TASK OBJECTIVE: Extract the text of every entry below exactly; leave images out.

EXERCISE INPUTS:
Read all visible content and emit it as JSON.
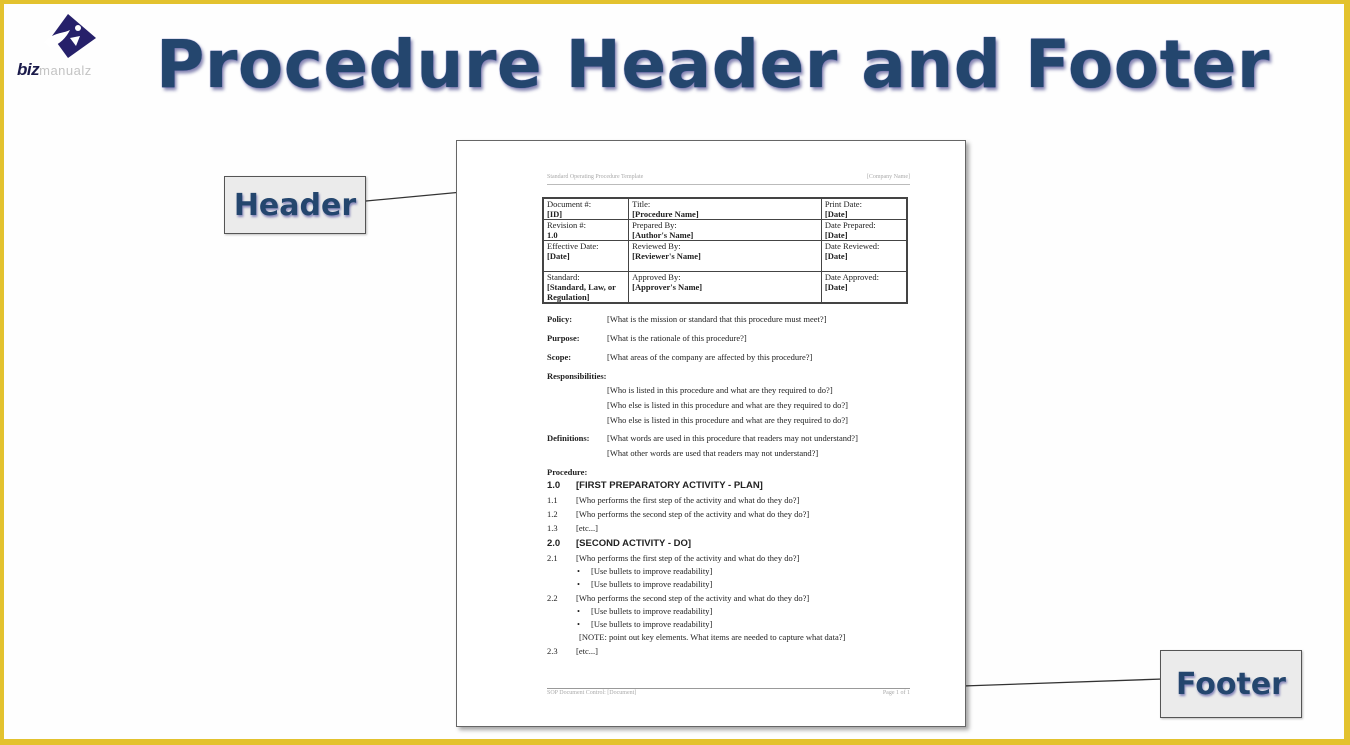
{
  "logo": {
    "brand_bold": "biz",
    "brand_rest": "manualz"
  },
  "title": "Procedure Header and Footer",
  "callouts": {
    "header": "Header",
    "footer": "Footer"
  },
  "doc": {
    "page_header": {
      "left": "Standard Operating Procedure Template",
      "right": "[Company Name]"
    },
    "info_table": [
      [
        {
          "label": "Document #:",
          "value": "[ID]"
        },
        {
          "label": "Title:",
          "value": "[Procedure Name]"
        },
        {
          "label": "Print Date:",
          "value": "[Date]"
        }
      ],
      [
        {
          "label": "Revision #:",
          "value": "1.0"
        },
        {
          "label": "Prepared By:",
          "value": "[Author's Name]"
        },
        {
          "label": "Date Prepared:",
          "value": "[Date]"
        }
      ],
      [
        {
          "label": "Effective Date:",
          "value": "[Date]"
        },
        {
          "label": "Reviewed By:",
          "value": "[Reviewer's Name]"
        },
        {
          "label": "Date Reviewed:",
          "value": "[Date]"
        }
      ],
      [
        {
          "label": "Standard:",
          "value": "[Standard, Law, or Regulation]"
        },
        {
          "label": "Approved By:",
          "value": "[Approver's Name]"
        },
        {
          "label": "Date Approved:",
          "value": "[Date]"
        }
      ]
    ],
    "policy": {
      "label": "Policy:",
      "text": "[What is the mission or standard that this procedure must meet?]"
    },
    "purpose": {
      "label": "Purpose:",
      "text": "[What is the rationale of this procedure?]"
    },
    "scope": {
      "label": "Scope:",
      "text": "[What areas of the company are affected by this procedure?]"
    },
    "responsibilities": {
      "label": "Responsibilities:",
      "items": [
        "[Who is listed in this procedure and what are they required to do?]",
        "[Who else is listed in this procedure and what are they required to do?]",
        "[Who else is listed in this procedure and what are they required to do?]"
      ]
    },
    "definitions": {
      "label": "Definitions:",
      "items": [
        "[What words are used in this procedure that readers may not understand?]",
        "[What other words are used that readers may not understand?]"
      ]
    },
    "procedure": {
      "label": "Procedure:",
      "sections": [
        {
          "num": "1.0",
          "title": "[FIRST PREPARATORY ACTIVITY - PLAN]",
          "steps": [
            {
              "num": "1.1",
              "text": "[Who performs the first step of the activity and what do they do?]"
            },
            {
              "num": "1.2",
              "text": "[Who performs the second step of the activity and what do they do?]"
            },
            {
              "num": "1.3",
              "text": "[etc...]"
            }
          ]
        },
        {
          "num": "2.0",
          "title": "[SECOND ACTIVITY - DO]",
          "steps": [
            {
              "num": "2.1",
              "text": "[Who performs the first step of the activity and what do they do?]",
              "bullets": [
                "[Use bullets to improve readability]",
                "[Use bullets to improve readability]"
              ]
            },
            {
              "num": "2.2",
              "text": "[Who performs the second step of the activity and what do they do?]",
              "bullets": [
                "[Use bullets to improve readability]",
                "[Use bullets to improve readability]"
              ],
              "note": "[NOTE: point out key elements. What items are needed to capture what data?]"
            },
            {
              "num": "2.3",
              "text": "[etc...]"
            }
          ]
        }
      ]
    },
    "page_footer": {
      "left": "SOP Document Control: [Document]",
      "right": "Page 1 of 1"
    }
  }
}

SOLUTION TO THE PROBLEM:
Read all visible content and emit it as JSON.
{
  "logo": {
    "brand_bold": "biz",
    "brand_rest": "manualz"
  },
  "title": "Procedure Header and Footer",
  "callouts": {
    "header": "Header",
    "footer": "Footer"
  },
  "doc": {
    "page_header": {
      "left": "Standard Operating Procedure Template",
      "right": "[Company Name]"
    },
    "info_table": [
      [
        {
          "label": "Document #:",
          "value": "[ID]"
        },
        {
          "label": "Title:",
          "value": "[Procedure Name]"
        },
        {
          "label": "Print Date:",
          "value": "[Date]"
        }
      ],
      [
        {
          "label": "Revision #:",
          "value": "1.0"
        },
        {
          "label": "Prepared By:",
          "value": "[Author's Name]"
        },
        {
          "label": "Date Prepared:",
          "value": "[Date]"
        }
      ],
      [
        {
          "label": "Effective Date:",
          "value": "[Date]"
        },
        {
          "label": "Reviewed By:",
          "value": "[Reviewer's Name]"
        },
        {
          "label": "Date Reviewed:",
          "value": "[Date]"
        }
      ],
      [
        {
          "label": "Standard:",
          "value": "[Standard, Law, or Regulation]"
        },
        {
          "label": "Approved By:",
          "value": "[Approver's Name]"
        },
        {
          "label": "Date Approved:",
          "value": "[Date]"
        }
      ]
    ],
    "policy": {
      "label": "Policy:",
      "text": "[What is the mission or standard that this procedure must meet?]"
    },
    "purpose": {
      "label": "Purpose:",
      "text": "[What is the rationale of this procedure?]"
    },
    "scope": {
      "label": "Scope:",
      "text": "[What areas of the company are affected by this procedure?]"
    },
    "responsibilities": {
      "label": "Responsibilities:",
      "items": [
        "[Who is listed in this procedure and what are they required to do?]",
        "[Who else is listed in this procedure and what are they required to do?]",
        "[Who else is listed in this procedure and what are they required to do?]"
      ]
    },
    "definitions": {
      "label": "Definitions:",
      "items": [
        "[What words are used in this procedure that readers may not understand?]",
        "[What other words are used that readers may not understand?]"
      ]
    },
    "procedure": {
      "label": "Procedure:",
      "sections": [
        {
          "num": "1.0",
          "title": "[FIRST PREPARATORY ACTIVITY - PLAN]",
          "steps": [
            {
              "num": "1.1",
              "text": "[Who performs the first step of the activity and what do they do?]"
            },
            {
              "num": "1.2",
              "text": "[Who performs the second step of the activity and what do they do?]"
            },
            {
              "num": "1.3",
              "text": "[etc...]"
            }
          ]
        },
        {
          "num": "2.0",
          "title": "[SECOND ACTIVITY - DO]",
          "steps": [
            {
              "num": "2.1",
              "text": "[Who performs the first step of the activity and what do they do?]",
              "bullets": [
                "[Use bullets to improve readability]",
                "[Use bullets to improve readability]"
              ]
            },
            {
              "num": "2.2",
              "text": "[Who performs the second step of the activity and what do they do?]",
              "bullets": [
                "[Use bullets to improve readability]",
                "[Use bullets to improve readability]"
              ],
              "note": "[NOTE: point out key elements. What items are needed to capture what data?]"
            },
            {
              "num": "2.3",
              "text": "[etc...]"
            }
          ]
        }
      ]
    },
    "page_footer": {
      "left": "SOP Document Control: [Document]",
      "right": "Page 1 of 1"
    }
  }
}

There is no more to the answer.